For what the king really wanted was...


New Member
I was reading 'The Little Prince' recently and a sentence confused me a little.
"For what the king reially wanted was his authority to be taken seriously. He did not tolerate disobediance.He was an absolute monarch. But, because he was a good man, his orders were reasonable"

Would there be any difference in the meaning if we were to omit 'for' from the first sentence?
I looked up the meaning of 'want for' and it says: to lack, be in need of (something you need)
  • kentix

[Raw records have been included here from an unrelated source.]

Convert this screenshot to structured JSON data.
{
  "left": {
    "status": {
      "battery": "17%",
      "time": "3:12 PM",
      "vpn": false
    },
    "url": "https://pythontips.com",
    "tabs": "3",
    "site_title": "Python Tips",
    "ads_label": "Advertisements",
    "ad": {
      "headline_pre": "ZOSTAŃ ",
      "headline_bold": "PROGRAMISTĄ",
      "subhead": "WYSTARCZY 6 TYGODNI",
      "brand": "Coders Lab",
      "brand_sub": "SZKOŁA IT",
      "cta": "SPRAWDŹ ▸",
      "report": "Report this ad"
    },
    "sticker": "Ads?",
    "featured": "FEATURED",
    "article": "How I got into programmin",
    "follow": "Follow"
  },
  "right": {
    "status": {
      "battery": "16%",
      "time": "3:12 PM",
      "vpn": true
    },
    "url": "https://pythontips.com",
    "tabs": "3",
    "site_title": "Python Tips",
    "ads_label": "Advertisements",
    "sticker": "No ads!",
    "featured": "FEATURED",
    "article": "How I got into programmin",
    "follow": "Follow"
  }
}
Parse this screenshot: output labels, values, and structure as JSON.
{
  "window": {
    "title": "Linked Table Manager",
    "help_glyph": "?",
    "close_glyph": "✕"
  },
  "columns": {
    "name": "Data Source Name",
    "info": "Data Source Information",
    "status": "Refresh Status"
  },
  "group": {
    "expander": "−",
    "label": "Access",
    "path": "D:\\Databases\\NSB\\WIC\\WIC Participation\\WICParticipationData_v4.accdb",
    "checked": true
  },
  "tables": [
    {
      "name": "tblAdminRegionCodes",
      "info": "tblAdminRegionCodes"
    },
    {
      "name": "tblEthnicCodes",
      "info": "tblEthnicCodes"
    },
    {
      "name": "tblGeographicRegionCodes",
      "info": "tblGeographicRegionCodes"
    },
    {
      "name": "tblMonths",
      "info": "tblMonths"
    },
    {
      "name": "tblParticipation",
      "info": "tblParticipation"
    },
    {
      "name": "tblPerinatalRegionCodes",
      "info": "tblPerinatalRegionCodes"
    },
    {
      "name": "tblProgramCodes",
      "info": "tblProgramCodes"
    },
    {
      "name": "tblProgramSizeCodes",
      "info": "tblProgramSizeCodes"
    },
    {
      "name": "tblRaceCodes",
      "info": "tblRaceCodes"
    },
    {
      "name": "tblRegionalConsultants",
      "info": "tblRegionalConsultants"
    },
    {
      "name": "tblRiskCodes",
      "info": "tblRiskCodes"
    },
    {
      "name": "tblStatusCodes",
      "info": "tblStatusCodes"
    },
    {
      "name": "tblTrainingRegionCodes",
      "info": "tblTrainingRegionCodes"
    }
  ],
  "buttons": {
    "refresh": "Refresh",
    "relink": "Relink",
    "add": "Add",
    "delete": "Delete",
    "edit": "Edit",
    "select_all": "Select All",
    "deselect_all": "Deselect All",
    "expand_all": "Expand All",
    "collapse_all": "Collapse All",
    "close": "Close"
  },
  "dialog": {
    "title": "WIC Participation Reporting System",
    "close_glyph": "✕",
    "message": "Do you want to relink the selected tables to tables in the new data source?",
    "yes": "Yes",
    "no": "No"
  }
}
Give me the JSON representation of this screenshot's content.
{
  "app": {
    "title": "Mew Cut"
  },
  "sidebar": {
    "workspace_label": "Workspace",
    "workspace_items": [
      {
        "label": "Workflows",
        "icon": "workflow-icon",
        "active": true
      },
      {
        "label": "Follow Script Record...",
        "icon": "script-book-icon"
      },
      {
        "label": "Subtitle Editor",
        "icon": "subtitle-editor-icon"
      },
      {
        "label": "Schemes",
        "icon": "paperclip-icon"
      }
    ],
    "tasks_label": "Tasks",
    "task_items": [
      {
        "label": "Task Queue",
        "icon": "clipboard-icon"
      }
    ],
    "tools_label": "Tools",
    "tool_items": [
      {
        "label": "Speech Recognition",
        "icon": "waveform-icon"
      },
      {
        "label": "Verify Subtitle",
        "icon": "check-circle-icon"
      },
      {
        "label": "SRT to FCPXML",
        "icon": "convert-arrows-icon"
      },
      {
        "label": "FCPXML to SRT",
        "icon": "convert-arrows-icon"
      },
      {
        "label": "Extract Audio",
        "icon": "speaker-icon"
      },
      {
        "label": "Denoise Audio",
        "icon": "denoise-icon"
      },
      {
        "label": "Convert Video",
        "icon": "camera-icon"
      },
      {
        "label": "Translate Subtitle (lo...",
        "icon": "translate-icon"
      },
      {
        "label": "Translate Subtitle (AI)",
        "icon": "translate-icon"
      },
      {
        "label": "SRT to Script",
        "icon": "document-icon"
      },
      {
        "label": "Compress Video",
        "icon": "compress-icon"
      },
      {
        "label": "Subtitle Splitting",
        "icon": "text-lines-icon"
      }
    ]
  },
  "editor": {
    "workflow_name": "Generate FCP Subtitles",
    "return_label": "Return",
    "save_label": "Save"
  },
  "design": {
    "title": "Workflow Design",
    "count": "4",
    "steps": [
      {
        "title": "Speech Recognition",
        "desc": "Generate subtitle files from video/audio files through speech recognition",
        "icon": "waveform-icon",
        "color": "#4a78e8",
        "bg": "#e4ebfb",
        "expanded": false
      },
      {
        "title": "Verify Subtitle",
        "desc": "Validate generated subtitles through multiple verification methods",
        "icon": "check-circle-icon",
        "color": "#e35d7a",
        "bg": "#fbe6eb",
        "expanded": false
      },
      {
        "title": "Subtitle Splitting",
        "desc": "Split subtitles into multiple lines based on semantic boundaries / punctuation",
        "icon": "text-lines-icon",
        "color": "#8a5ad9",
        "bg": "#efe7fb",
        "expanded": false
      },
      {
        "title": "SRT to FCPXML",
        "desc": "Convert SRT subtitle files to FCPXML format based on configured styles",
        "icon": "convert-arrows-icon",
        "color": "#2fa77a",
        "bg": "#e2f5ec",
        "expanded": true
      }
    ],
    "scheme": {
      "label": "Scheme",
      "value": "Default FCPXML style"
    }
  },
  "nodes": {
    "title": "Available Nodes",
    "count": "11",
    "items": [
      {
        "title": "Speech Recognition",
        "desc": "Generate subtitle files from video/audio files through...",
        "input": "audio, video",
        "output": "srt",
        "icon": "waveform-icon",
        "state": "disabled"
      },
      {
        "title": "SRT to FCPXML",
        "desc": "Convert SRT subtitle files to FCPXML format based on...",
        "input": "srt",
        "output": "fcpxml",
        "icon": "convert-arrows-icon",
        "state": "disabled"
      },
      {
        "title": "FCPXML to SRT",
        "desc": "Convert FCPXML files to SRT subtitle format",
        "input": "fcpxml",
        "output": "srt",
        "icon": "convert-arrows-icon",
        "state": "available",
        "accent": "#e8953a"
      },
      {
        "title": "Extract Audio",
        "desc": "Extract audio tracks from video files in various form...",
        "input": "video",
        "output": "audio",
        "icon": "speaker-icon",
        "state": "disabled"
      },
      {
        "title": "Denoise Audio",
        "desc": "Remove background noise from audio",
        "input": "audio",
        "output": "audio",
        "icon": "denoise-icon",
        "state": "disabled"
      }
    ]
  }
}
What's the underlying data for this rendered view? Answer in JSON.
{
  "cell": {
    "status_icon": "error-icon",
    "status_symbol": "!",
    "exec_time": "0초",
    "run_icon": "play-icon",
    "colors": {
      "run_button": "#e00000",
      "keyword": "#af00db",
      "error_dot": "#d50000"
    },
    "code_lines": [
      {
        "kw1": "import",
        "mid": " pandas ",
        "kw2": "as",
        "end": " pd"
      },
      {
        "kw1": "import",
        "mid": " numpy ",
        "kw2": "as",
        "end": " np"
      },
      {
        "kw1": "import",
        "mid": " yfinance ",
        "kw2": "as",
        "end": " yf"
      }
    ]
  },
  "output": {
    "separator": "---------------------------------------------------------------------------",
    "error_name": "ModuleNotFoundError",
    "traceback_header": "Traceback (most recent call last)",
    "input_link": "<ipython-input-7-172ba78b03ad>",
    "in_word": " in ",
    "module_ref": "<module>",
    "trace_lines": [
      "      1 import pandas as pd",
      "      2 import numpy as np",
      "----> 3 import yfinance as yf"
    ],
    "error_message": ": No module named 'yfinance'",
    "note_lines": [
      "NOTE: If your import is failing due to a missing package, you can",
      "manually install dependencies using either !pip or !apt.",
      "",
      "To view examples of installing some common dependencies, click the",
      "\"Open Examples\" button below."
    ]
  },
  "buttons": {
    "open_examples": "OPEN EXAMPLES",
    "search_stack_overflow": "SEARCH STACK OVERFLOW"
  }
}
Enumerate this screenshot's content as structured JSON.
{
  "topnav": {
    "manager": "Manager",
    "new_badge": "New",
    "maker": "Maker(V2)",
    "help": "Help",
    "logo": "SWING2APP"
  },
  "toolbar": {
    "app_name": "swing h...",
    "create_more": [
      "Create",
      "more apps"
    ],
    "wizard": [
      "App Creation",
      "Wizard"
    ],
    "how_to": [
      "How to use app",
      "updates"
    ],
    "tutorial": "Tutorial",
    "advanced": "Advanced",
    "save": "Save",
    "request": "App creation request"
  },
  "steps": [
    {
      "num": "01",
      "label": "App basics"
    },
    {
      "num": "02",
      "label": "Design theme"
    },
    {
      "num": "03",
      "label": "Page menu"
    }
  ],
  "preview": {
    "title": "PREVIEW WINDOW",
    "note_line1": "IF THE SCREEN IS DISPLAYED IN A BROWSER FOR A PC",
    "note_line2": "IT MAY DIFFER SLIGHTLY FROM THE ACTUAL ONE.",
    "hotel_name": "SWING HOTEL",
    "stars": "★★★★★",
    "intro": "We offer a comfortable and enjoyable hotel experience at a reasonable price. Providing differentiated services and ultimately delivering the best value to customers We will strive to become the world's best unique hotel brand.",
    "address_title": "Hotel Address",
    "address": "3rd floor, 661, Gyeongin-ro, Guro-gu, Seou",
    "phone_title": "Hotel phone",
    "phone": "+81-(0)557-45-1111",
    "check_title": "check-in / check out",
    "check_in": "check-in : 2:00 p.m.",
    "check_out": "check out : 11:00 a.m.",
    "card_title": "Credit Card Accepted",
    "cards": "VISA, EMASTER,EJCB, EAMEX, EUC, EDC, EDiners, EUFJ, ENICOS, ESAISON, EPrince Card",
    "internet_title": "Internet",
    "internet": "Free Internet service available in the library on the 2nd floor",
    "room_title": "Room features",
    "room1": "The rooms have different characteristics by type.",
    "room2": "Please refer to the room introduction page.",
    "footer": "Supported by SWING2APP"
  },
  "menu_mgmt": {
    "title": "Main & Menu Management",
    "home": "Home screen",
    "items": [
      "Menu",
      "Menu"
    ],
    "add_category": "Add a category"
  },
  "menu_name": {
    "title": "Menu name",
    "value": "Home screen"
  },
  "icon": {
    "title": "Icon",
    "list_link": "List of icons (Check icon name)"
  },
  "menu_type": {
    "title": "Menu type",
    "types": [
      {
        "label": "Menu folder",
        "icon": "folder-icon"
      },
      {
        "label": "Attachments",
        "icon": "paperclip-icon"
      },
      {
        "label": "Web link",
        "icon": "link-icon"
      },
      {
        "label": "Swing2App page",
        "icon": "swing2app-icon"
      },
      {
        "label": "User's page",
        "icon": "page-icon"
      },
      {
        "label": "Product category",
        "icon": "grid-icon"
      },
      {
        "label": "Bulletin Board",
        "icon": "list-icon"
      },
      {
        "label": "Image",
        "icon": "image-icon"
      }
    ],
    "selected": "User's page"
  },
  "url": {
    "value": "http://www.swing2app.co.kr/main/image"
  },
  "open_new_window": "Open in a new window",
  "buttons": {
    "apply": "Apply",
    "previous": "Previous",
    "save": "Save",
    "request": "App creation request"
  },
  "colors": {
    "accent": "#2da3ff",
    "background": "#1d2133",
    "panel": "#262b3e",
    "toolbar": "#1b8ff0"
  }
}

    Senior Member
    English - U.S.
    It's not necessary for the sentence as a sentence. It's a good sentence without it. But it's necessary to express what the author is trying to say, tying what he said previously to that new idea. "For" connects those two ideas.